-- Problem to solve --
Scan the entries below and tally the lines that include "traceback". Return nothing but the tally.
##### Input records
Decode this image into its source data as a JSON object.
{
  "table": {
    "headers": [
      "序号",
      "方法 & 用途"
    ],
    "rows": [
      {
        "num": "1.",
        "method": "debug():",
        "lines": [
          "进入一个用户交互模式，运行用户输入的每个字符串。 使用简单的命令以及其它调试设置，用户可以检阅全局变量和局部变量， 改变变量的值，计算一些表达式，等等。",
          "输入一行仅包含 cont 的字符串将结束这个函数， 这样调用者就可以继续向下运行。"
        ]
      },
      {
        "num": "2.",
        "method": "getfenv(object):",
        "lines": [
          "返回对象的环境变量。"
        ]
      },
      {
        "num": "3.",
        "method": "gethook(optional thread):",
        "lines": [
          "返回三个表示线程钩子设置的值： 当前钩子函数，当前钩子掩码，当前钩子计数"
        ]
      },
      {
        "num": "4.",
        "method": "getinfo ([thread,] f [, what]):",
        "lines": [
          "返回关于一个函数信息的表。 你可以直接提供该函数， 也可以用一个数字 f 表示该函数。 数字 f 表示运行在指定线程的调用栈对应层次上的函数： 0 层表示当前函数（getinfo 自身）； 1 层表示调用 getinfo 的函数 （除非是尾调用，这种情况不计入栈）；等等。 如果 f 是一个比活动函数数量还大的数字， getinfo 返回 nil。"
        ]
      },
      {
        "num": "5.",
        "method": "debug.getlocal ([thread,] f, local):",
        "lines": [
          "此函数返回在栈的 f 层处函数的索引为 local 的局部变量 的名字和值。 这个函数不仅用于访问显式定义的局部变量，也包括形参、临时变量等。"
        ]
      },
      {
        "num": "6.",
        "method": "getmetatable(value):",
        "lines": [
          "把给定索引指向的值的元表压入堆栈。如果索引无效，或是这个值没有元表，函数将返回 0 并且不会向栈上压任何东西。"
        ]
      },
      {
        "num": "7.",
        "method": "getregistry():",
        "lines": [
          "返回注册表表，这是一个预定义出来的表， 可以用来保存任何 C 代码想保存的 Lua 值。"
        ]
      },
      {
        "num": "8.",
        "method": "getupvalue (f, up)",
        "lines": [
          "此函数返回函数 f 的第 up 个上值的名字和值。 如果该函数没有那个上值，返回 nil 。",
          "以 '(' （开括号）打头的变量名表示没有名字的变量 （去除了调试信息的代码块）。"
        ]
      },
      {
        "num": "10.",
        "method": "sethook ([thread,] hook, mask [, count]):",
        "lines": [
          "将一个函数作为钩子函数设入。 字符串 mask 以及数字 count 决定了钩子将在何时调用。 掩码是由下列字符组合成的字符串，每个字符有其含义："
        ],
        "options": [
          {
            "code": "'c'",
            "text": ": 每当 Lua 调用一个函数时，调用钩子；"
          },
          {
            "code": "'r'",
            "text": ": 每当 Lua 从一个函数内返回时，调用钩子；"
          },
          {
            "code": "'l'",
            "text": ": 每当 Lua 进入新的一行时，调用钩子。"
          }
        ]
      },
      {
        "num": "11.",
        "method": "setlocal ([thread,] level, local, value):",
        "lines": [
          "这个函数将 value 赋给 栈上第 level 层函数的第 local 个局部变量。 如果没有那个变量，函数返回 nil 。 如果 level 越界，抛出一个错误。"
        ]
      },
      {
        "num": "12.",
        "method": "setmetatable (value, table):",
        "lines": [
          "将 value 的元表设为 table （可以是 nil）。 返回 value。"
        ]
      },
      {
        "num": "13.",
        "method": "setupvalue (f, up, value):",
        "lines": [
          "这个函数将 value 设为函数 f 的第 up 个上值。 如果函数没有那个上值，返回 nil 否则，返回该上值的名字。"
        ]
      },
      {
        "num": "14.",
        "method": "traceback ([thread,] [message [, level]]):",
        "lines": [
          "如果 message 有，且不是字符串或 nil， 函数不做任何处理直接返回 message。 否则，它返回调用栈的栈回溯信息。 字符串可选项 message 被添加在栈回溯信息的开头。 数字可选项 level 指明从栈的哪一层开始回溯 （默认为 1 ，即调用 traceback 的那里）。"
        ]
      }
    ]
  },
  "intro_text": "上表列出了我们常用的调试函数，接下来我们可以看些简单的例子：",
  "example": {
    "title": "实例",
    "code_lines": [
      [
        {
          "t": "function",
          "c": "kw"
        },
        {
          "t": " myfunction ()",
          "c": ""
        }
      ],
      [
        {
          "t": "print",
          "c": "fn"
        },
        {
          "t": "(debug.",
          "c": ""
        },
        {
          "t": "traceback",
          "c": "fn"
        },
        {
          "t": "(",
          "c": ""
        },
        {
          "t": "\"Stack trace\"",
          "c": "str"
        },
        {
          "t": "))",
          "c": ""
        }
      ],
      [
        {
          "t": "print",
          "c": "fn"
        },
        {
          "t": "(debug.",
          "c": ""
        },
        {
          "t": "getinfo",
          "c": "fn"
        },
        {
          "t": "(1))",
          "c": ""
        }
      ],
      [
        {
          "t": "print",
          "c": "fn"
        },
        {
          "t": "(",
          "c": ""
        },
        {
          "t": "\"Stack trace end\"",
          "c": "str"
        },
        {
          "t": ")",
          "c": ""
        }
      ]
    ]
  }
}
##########
-- Output --
3